Ever since Tim Tim O’Reilly’s essay “Work on Stuff That Matters” over one year ago, and being so close with social marketing as a blogger at, i’m always on the lookout for marketing campaigns that go beyond the shallow one-hit tactics.

From the writings of Umair Haque at HBR on Betterness and the value of Social Enterprise to shift on marketing budgets like the recent Pepsi Refresh Project (that is now commiting additional funds to the Gulf), it feels as if the financial crisis brought a renewed interest in corporate responsalibility and ethics in business.

One of the most remarkable examples of this trend is the joint project between Levi’s and the burrough of Braddock, Pennsylvania. You can get acquainted with the town’s hardship by watching Mayor John Fetterman on the talk below at PopTech, where he shares the story of a city with not much hope a few years ago.

Levi’s and ad agency Wieden Kennedy also became a part of this tale of city reinvention, when creating their campaign Levi’s Ready To Work, built around the spirit and hope of Braddock.

The TV, Outdoor and Print materials are much more than meets the eye; all the people you see in it are residents of Braddock.

You can discover the stories behind the communities inspiring the rebirth of the town on the YouTube channel, and almost feel the spirit of pioneers so dear to the brand.

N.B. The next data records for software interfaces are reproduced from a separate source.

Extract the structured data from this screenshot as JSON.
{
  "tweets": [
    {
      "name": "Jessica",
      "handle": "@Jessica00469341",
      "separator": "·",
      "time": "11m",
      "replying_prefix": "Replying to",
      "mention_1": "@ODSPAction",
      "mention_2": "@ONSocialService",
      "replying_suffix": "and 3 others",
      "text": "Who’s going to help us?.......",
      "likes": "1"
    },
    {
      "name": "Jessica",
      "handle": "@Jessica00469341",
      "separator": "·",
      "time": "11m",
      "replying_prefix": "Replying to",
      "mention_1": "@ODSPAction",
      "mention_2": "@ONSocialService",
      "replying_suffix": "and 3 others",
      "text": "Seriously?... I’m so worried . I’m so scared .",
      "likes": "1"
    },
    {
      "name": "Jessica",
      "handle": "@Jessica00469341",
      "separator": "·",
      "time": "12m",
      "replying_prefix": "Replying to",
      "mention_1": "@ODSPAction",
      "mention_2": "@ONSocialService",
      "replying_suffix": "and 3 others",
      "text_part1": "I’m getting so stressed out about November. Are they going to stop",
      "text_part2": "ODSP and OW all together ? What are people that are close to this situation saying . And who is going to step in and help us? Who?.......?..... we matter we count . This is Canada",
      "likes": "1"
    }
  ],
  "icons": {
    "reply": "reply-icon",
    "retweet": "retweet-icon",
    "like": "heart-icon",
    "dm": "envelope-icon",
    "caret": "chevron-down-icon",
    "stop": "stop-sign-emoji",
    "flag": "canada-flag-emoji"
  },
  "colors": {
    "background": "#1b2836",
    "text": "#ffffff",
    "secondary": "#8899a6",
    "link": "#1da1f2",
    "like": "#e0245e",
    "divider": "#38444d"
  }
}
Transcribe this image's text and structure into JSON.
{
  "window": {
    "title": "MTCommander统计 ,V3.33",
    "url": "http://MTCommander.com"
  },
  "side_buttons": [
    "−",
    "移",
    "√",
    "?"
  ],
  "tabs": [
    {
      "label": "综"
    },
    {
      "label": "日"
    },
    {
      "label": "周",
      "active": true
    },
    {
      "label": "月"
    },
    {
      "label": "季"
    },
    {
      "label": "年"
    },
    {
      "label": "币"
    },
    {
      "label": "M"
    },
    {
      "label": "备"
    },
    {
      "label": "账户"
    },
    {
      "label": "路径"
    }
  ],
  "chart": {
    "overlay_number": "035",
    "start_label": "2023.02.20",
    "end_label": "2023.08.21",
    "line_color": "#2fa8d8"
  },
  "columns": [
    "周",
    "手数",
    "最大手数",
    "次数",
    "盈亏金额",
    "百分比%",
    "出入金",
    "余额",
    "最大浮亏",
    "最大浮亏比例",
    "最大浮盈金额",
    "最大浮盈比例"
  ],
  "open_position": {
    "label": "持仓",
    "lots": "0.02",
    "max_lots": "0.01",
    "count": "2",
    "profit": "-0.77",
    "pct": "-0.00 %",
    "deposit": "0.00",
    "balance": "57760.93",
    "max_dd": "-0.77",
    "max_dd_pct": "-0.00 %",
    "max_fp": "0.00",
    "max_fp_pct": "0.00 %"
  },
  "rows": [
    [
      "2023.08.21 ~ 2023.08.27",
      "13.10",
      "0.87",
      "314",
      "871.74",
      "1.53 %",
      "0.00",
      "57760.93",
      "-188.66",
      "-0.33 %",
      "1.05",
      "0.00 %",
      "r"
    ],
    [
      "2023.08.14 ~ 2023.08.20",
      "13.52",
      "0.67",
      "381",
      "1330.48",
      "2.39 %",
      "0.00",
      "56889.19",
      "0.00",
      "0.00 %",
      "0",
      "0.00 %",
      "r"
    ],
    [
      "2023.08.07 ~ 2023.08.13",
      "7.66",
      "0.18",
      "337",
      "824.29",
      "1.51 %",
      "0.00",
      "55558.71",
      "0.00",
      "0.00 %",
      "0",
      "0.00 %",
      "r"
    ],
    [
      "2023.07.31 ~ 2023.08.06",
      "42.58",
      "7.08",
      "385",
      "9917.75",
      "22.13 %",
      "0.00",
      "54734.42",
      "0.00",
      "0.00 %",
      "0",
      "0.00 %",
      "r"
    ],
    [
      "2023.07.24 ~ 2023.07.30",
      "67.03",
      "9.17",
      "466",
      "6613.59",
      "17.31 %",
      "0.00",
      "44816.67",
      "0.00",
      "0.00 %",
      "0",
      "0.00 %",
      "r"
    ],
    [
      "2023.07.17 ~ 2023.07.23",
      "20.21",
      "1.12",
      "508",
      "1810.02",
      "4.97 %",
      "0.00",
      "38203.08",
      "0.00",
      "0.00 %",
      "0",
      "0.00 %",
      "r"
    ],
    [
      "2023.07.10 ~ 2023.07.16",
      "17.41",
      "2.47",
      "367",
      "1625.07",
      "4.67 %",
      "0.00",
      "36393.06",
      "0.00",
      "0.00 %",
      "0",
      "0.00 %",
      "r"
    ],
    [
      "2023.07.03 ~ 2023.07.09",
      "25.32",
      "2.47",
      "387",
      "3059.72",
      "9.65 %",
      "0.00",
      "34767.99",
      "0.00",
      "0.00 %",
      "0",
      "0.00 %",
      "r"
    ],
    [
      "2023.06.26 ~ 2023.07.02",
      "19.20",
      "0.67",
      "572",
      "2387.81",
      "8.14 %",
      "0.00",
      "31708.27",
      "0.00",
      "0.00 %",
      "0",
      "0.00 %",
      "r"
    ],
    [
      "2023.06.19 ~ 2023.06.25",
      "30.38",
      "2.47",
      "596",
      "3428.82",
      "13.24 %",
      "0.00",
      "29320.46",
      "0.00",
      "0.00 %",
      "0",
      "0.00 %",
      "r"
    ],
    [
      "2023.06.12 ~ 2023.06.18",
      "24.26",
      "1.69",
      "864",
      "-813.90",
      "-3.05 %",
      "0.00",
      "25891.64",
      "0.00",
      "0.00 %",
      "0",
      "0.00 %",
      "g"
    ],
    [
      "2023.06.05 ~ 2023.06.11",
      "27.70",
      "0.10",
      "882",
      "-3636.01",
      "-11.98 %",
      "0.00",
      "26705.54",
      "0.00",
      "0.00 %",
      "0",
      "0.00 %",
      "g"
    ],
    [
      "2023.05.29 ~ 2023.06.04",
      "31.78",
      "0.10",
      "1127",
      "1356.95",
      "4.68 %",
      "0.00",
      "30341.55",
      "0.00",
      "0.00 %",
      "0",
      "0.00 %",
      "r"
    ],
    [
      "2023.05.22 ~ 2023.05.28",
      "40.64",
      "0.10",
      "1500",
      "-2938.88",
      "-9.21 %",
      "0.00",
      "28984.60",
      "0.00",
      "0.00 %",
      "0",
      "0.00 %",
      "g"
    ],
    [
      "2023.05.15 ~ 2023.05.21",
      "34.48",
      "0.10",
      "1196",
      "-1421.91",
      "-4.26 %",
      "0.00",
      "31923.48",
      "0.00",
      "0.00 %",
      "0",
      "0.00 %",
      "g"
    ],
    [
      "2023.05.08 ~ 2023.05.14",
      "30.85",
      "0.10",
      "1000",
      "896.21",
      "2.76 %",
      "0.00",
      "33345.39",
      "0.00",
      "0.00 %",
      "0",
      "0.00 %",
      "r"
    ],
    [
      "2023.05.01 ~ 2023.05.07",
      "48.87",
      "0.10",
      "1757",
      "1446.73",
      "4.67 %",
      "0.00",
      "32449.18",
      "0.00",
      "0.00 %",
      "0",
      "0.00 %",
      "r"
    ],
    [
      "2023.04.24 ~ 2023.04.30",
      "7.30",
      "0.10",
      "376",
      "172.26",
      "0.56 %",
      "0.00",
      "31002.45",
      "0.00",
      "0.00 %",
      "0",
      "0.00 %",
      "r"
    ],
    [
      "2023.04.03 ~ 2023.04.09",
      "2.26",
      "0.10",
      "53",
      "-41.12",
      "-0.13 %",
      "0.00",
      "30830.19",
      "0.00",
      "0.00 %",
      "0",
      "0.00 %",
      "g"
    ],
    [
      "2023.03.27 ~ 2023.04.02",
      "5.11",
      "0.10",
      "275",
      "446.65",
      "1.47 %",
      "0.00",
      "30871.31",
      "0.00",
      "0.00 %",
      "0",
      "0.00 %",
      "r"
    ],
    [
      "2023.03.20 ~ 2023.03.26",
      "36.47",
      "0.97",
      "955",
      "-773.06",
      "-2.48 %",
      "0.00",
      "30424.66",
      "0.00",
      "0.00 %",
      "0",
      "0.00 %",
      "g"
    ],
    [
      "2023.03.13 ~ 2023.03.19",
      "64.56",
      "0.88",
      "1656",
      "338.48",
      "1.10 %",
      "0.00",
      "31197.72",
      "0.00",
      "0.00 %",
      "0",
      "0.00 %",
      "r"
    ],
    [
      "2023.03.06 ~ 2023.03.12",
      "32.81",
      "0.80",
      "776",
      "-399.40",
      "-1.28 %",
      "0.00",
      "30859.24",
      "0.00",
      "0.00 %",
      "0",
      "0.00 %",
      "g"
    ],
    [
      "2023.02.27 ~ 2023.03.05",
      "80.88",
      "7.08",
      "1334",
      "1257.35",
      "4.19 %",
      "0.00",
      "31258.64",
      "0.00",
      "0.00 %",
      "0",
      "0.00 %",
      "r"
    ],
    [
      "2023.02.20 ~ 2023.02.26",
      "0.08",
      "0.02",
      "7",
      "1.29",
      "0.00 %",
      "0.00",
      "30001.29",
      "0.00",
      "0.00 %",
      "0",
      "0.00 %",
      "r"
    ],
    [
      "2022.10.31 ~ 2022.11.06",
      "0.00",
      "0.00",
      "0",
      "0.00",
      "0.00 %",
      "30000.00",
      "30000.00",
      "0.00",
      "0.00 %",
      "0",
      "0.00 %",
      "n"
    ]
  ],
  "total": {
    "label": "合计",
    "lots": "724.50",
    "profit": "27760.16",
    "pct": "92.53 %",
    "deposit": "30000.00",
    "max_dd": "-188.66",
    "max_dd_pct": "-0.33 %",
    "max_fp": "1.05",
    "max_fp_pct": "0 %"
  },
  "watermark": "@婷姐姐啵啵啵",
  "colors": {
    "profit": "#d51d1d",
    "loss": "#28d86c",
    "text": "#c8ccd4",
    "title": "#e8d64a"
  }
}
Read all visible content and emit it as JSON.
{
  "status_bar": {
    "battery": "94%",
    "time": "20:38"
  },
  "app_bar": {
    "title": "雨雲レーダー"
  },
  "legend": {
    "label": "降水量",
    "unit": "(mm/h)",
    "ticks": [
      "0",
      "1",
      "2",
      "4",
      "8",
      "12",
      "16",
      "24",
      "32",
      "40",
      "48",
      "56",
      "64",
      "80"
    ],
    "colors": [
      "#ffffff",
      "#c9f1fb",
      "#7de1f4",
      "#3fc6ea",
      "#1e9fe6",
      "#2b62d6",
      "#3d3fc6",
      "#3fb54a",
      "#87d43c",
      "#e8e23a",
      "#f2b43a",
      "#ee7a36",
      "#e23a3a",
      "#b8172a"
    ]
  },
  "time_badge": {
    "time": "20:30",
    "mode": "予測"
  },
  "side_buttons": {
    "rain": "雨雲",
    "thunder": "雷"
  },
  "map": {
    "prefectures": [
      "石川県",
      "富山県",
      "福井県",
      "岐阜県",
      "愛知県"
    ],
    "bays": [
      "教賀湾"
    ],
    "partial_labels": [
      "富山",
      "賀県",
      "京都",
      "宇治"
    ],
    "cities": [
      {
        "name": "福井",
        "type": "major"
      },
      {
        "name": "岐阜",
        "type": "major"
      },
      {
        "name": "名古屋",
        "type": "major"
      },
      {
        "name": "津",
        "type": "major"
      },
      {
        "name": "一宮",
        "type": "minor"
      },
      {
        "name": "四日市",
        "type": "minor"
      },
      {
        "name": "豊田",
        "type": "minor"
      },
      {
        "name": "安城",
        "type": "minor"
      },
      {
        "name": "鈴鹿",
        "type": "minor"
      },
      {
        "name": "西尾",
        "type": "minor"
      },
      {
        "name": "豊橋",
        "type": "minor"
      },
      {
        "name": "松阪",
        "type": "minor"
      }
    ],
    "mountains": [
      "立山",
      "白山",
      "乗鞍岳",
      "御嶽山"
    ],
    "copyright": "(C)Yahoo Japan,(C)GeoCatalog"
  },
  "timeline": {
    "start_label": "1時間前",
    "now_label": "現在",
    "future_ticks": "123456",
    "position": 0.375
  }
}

Even if i’m not sure how much Levi’$ is committed on helping Braddock, it’s a shame the channel doesn’t get more reach.

More about the reinvention of Braddock on David Streitfeld’s article on the NYTimes, last February. Hint: good journalism is usually a great source of inspiration for relevant marketing campaigns.

On a related note, fill in the blanks on Bogusky’s interview where he tries to get his genuine voice back.